Notes from 2012. Starting in April of that year I look towards Brazil. The country was growing rapidly. I speak Portuguese and the jobs were plentiful. My wife is half-Brazilian and always wanted to move there. McKinsey always had available projects looking for staffing and I had no kids. Why not?
Fast-forward a few months later, my wife and I rent an apartment in São Paulo in the Fall of 2012. It was booming — all the restaurants were full, startups springing up like mushrooms, educated Europeans streaming into the country in droves to escape their economic malaise. People were making money and they were happy. Dilma Rousseff, who as of writing is being impeached by the Brazilian Congress, is described admiringly as an “iron lady”. The labor market was “strong”; Brazil had finally broken free from decades of poor growth. It had finally found a winning formula.
But then, it didn’t.
It’s now clear that those months were the peak of the bubble. However at the time, nobody expected it to collapse; those that saw it slowing never expected anything this drastic. The denouement continues to this day with nearly every politician facing some form of corruption charge, the country’s oil wealth an illusion, commodity prices slashed by slower Chinese growth, and with the Olympics a few months away, the economy in free-fall.
I don’t always appreciate the stability around me and how quickly it can all fall apart. Today, I live in San Francisco, a world where “disruption” is king. But change is only attractive in a world where the underlying society is stable. The rule of law, property rights, an effective executive branch and a rational monetary policy keeping chaos at bay. It’s all more fragile than we appreciate; anything can happen here.
Looking through my prior notebooks, I find pages from a trip to Egypt in January, 2010. I stayed a few blocks from Tahrir Square. It was a school trip and we spent the days site-seeing and visiting government offices. The nights were filled with hookah and meanderings. People were optimistic. While some might say what followed could have been foreshadowed, nobody we spoke to mentioned anything even remotely close — not even a hint. Sure the country had its troubles but so did most of the world; Mubarak had been in power for decades. What would change?
The Arab Spring was only nine months away. Violence led to optimistic revolution that devolved into chaos. Coups led to imprisonments, and the former head of the military is now President.
And so too elsewhere: Venezuela’s election of Hugo Chavez and its fall into a populist quasi-dictatorship. The destruction of a once stable economy in only a handful of years; Argentina’s continued decline since the ’90s. Black market money dealers lining downtown streets as buildings falling into disrepair. Rampant corruption at an unprecedented scale. No clear way back to prosperity; Syria, Iraq, Libya, Afghanistan, Honduras, Guatemala… Hundreds of millions of people’s lives altering overnight, their dreams destroyed.
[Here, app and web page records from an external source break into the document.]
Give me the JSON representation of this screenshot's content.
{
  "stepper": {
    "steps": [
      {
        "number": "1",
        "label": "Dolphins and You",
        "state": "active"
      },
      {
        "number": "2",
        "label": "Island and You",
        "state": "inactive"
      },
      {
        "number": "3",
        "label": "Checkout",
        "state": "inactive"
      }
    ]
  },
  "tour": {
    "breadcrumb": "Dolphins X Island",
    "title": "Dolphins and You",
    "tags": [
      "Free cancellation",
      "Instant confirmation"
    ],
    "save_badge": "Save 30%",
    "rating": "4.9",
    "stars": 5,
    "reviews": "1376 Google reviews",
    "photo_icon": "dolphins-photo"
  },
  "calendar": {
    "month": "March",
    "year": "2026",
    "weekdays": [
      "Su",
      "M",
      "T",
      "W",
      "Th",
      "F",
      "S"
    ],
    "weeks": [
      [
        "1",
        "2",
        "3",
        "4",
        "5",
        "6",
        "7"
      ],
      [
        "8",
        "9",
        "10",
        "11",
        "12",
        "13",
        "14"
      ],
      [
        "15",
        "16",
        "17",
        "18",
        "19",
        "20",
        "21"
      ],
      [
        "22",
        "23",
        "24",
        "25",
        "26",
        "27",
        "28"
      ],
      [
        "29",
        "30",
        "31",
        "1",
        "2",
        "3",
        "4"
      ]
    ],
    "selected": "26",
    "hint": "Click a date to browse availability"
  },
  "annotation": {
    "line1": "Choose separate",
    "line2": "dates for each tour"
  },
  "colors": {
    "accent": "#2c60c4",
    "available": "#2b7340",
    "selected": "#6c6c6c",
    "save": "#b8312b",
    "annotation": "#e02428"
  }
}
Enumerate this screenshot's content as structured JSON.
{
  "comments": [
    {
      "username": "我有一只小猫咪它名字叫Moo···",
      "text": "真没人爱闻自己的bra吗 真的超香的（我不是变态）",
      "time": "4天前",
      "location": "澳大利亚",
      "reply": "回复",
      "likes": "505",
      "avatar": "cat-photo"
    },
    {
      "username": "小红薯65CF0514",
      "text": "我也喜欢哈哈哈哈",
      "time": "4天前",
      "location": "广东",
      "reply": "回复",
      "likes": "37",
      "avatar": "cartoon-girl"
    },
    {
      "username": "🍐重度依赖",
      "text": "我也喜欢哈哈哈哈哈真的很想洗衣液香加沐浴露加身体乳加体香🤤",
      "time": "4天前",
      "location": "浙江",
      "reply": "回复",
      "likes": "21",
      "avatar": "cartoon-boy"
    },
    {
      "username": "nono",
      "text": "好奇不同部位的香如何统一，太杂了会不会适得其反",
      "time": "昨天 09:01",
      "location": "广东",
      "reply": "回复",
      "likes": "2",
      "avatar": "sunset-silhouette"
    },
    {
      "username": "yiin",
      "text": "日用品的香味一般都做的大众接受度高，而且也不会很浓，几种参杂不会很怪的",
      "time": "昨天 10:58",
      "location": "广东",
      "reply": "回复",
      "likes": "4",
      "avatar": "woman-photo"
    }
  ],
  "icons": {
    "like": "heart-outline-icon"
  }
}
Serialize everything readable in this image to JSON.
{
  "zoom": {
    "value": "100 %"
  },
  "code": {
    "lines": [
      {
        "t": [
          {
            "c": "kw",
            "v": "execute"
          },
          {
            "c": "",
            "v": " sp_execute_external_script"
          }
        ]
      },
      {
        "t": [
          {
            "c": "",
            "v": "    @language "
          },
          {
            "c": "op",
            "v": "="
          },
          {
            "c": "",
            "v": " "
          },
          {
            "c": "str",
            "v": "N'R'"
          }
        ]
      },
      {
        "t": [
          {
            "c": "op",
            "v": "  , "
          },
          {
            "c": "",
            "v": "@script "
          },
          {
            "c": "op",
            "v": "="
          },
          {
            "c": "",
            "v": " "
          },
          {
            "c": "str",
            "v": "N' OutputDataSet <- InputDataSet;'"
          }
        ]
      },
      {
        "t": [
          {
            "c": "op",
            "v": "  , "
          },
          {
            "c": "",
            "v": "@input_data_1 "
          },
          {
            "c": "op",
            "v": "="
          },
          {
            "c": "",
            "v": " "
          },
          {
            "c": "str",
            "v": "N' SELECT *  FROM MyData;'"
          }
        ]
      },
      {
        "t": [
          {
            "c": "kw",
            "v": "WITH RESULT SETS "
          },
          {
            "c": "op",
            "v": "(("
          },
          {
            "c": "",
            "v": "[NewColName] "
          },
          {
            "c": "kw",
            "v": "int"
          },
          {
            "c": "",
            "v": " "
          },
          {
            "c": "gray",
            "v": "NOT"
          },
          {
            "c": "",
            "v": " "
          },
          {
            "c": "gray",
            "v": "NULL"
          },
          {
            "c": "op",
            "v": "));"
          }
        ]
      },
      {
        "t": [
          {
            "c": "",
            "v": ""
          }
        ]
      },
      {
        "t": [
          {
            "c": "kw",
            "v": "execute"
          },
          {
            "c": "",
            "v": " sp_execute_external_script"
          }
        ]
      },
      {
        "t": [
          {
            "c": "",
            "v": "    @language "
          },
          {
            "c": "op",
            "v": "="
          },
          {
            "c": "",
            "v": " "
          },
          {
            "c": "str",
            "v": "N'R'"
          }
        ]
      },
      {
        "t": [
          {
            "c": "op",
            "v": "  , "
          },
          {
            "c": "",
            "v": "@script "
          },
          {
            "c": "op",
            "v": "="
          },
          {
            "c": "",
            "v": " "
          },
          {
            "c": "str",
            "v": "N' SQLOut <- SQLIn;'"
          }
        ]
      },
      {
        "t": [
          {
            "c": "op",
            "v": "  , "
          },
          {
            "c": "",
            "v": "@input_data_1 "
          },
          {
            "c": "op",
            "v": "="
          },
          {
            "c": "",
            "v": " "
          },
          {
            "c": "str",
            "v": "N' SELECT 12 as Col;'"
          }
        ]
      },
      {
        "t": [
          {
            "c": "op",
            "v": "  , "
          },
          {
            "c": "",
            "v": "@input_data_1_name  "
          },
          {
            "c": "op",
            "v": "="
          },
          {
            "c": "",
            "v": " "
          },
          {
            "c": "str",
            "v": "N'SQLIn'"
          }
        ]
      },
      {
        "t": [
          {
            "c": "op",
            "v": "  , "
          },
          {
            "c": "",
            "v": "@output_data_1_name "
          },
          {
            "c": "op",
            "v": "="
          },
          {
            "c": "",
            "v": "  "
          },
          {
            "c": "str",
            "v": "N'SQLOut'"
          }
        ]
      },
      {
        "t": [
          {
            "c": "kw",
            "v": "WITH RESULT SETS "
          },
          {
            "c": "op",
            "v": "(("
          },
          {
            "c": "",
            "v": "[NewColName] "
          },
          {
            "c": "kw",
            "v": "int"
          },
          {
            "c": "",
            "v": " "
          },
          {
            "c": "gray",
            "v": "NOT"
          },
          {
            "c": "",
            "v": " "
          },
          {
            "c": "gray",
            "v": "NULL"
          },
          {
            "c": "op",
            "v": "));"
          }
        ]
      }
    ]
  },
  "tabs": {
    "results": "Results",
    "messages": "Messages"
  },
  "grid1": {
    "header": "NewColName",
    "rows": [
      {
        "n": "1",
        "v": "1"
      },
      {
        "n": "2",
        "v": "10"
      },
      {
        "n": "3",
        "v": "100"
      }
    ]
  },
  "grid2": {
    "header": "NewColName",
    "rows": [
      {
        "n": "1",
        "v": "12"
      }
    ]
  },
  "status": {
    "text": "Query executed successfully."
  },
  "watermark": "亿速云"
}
Things fall apart. Chaos accelerates before it quiets. Stability and entropy in constant struggle. Every day with peace is a day worth cherishing.
On Twitter: @gascasf